What Do Wilma Liebman, Mark Pearce and Craig Becker have in common?
a) All are attorneys who have worked for, or represented, unions.
b) All are members of the National Labor Relations Board.
c) All have expressed opinions favoring unionization.
d) All of the above.
Answer: D, All of the Above.
This may be one of the few cases when you're not happy about passing a quiz. The newly constituted National Labor Relations Board signals a seismic change in American labor relations, one that will unleash aggressive government oversight of the way in which you deal with employees and open the door to union organizing even in well-run companies.
Wilma Liebman is the Chairperson of the National Relations Board and has been on the Board since 1997 when appointed by President Clinton. Prior to her Board experience, she served as counsel to a number of unions including the Teamsters. She has been recently quoted as saying that during the recent Bush Administration, "the NLRB has lost its way"
Mark Pearce was recently sworn in as a Member of the NLRB as a result of a recess appointment by President Obama. He has represented numerous union clients such as UNITE HERE in his private labor practice.
Craig Becker was also recently sworn in as a recess appointment. He was most recently the General Counsel for SEIU (the nation's largest union) and his controversial views in favor of unionization led to his failure to achieve Senate confirmation to the NLRB earlier this year.
Associated Industries of Massachusetts opposed the nominations of Mr. Becker and Mr. Pearce because of concerns that they might seek to implement the most troublesome sections of the proposed Employee Free Choice Act (EFCA) in an administrative manner. EFCA would deprive workers of the right to a secret ballot in union elections and replace it with a "card-check" system under which a union would gain bargaining authority by submitting card signed by more than 50 percent of workers.

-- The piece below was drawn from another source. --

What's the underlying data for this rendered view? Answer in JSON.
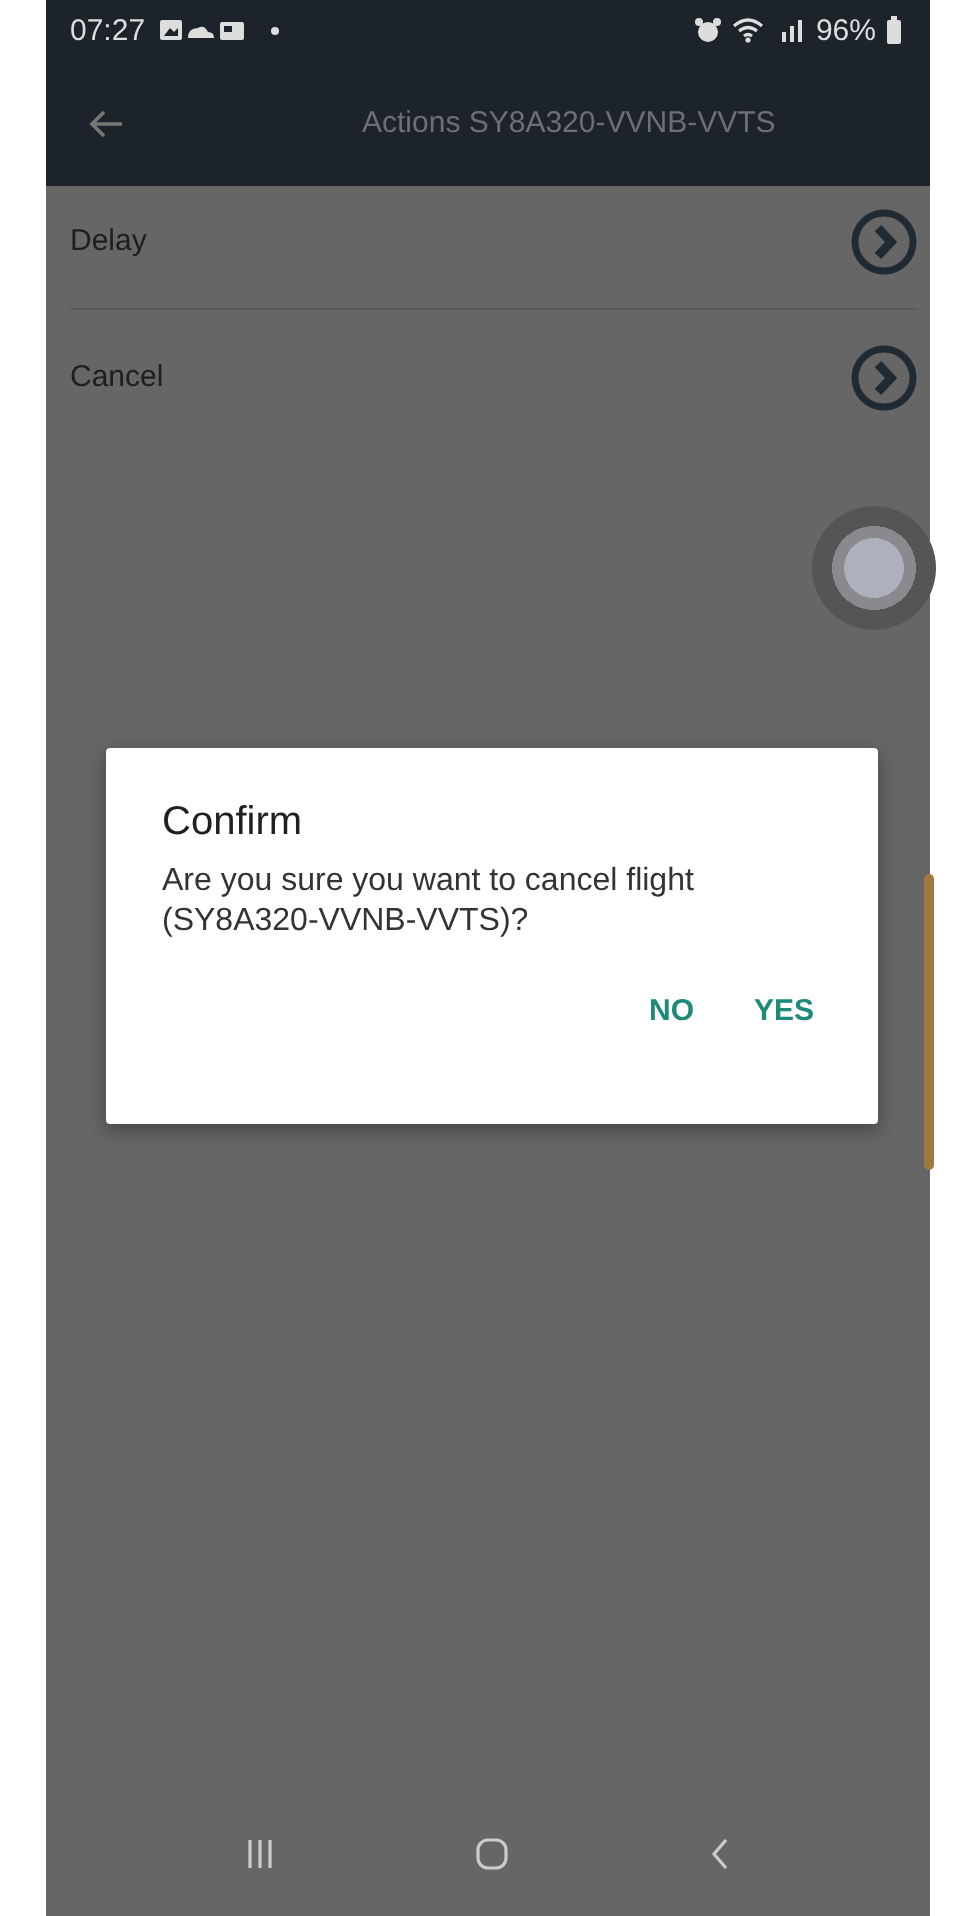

"New consideration is being given to the notion that a labor friendly board might attempt to implement some elements of EFCA under the existing statutory scheme," said a February 22 article in Bloomberg Law Reports. "This new majority bloc will undoubtedly pursue expansions of all of the remedial options - regardless of whether or not EFCA is ultimately passed into law"
What does Mr. Becker believe about union-management relations? He provides clues in a 1993 Minnesota Law Review article in which he argues that traditional notions of democracy should not apply in union elections and employers should be barred from attending NLRB hearings about elections and from challenging election results even amid evidence of union misconduct.
Here are several quotes from Mr. Becker's article, Democracy in the Workplace: Union Representation and Federal Labor Law:
"...employers should be stripped of any legally cognizable interest in their employee's election of representatives."
"...employers should have no right to raise questions concerning voter eligibility or campaign conduct"
"...employers should have no right to be heard in either a representation case (election) or an unfair labor practice case"
"The (NLRB) should return to the principle that a union election is not a contest between the employer and the union . . .Unlike the other proposals however, it could be achieved with almost no alteration to the statutory framework."
"With only eight percent of people in the private sector represented by unions, how can anyone say that we should close off or narrow the means by which employees can obtain union representation?"
"...all employer speech to employees during working hours, at the workplace, is speech to a captive audience."
It's obviously going to be a rough ride for employers during the next several years. The most effective response to all of these developments is good management, and that's where AIM comes in. Member employers from throughout Massachusetts look to us each year to help them understand the regulations with which they comply and develop systems both to meet the regulations and improve the productivity of their operations.
I invite you to join me at one of four AIM seminars in June called The Changing Face of Labor Relations. We'll outline the changes at the NLRB, discuss the clear and present risks they pose to your enterprise and review the preventive measures to consider in reducing your vulnerability. There will be plenty of time for questions and answers.
The sessions will take place in Marlborough and Burlington on June 2, Taunton on June 8 and Chicopee on June 14.